Could you repeat the entries below word for word, leaving nothing out?

####

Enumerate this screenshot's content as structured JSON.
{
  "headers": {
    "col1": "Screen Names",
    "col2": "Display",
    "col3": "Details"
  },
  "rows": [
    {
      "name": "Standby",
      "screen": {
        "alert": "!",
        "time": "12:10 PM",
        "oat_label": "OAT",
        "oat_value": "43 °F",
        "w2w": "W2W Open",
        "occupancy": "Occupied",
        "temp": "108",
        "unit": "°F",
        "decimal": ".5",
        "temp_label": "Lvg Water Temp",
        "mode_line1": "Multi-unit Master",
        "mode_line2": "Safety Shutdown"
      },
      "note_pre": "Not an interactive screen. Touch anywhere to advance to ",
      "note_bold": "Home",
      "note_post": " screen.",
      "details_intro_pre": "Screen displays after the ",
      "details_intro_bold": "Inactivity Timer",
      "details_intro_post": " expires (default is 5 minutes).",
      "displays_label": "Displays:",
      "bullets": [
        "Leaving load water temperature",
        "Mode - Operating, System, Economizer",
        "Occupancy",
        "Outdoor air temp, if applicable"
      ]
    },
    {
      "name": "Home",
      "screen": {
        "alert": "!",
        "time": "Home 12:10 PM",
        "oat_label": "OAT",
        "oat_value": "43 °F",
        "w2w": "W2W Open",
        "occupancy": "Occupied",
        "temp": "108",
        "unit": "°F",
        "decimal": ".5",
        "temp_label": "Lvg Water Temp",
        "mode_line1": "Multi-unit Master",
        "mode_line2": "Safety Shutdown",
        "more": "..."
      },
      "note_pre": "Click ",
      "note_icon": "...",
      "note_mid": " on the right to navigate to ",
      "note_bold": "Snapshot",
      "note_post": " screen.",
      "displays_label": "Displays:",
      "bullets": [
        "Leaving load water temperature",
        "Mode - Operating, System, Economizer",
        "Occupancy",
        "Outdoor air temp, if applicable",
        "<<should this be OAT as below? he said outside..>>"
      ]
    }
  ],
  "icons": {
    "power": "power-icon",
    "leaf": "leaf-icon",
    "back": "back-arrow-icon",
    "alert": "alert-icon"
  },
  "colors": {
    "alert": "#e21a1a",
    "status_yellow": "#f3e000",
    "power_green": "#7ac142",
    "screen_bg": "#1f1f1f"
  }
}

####

◆ TASK RESULT:
Enumerate this screenshot's content as structured JSON.
{
  "headers": {
    "col1": "Screen Names",
    "col2": "Display",
    "col3": "Details"
  },
  "rows": [
    {
      "name": "Standby",
      "screen": {
        "alert": "!",
        "time": "12:10 PM",
        "oat_label": "OAT",
        "oat_value": "43 °F",
        "w2w": "W2W Open",
        "occupancy": "Occupied",
        "temp": "108",
        "unit": "°F",
        "decimal": ".5",
        "temp_label": "Lvg Water Temp",
        "mode_line1": "Multi-unit Master",
        "mode_line2": "Safety Shutdown"
      },
      "note_pre": "Not an interactive screen. Touch anywhere to advance to ",
      "note_bold": "Home",
      "note_post": " screen.",
      "details_intro_pre": "Screen displays after the ",
      "details_intro_bold": "Inactivity Timer",
      "details_intro_post": " expires (default is 5 minutes).",
      "displays_label": "Displays:",
      "bullets": [
        "Leaving load water temperature",
        "Mode - Operating, System, Economizer",
        "Occupancy",
        "Outdoor air temp, if applicable"
      ]
    },
    {
      "name": "Home",
      "screen": {
        "alert": "!",
        "time": "Home 12:10 PM",
        "oat_label": "OAT",
        "oat_value": "43 °F",
        "w2w": "W2W Open",
        "occupancy": "Occupied",
        "temp": "108",
        "unit": "°F",
        "decimal": ".5",
        "temp_label": "Lvg Water Temp",
        "mode_line1": "Multi-unit Master",
        "mode_line2": "Safety Shutdown",
        "more": "..."
      },
      "note_pre": "Click ",
      "note_icon": "...",
      "note_mid": " on the right to navigate to ",
      "note_bold": "Snapshot",
      "note_post": " screen.",
      "displays_label": "Displays:",
      "bullets": [
        "Leaving load water temperature",
        "Mode - Operating, System, Economizer",
        "Occupancy",
        "Outdoor air temp, if applicable",
        "<<should this be OAT as below? he said outside..>>"
      ]
    }
  ],
  "icons": {
    "power": "power-icon",
    "leaf": "leaf-icon",
    "back": "back-arrow-icon",
    "alert": "alert-icon"
  },
  "colors": {
    "alert": "#e21a1a",
    "status_yellow": "#f3e000",
    "power_green": "#7ac142",
    "screen_bg": "#1f1f1f"
  }
}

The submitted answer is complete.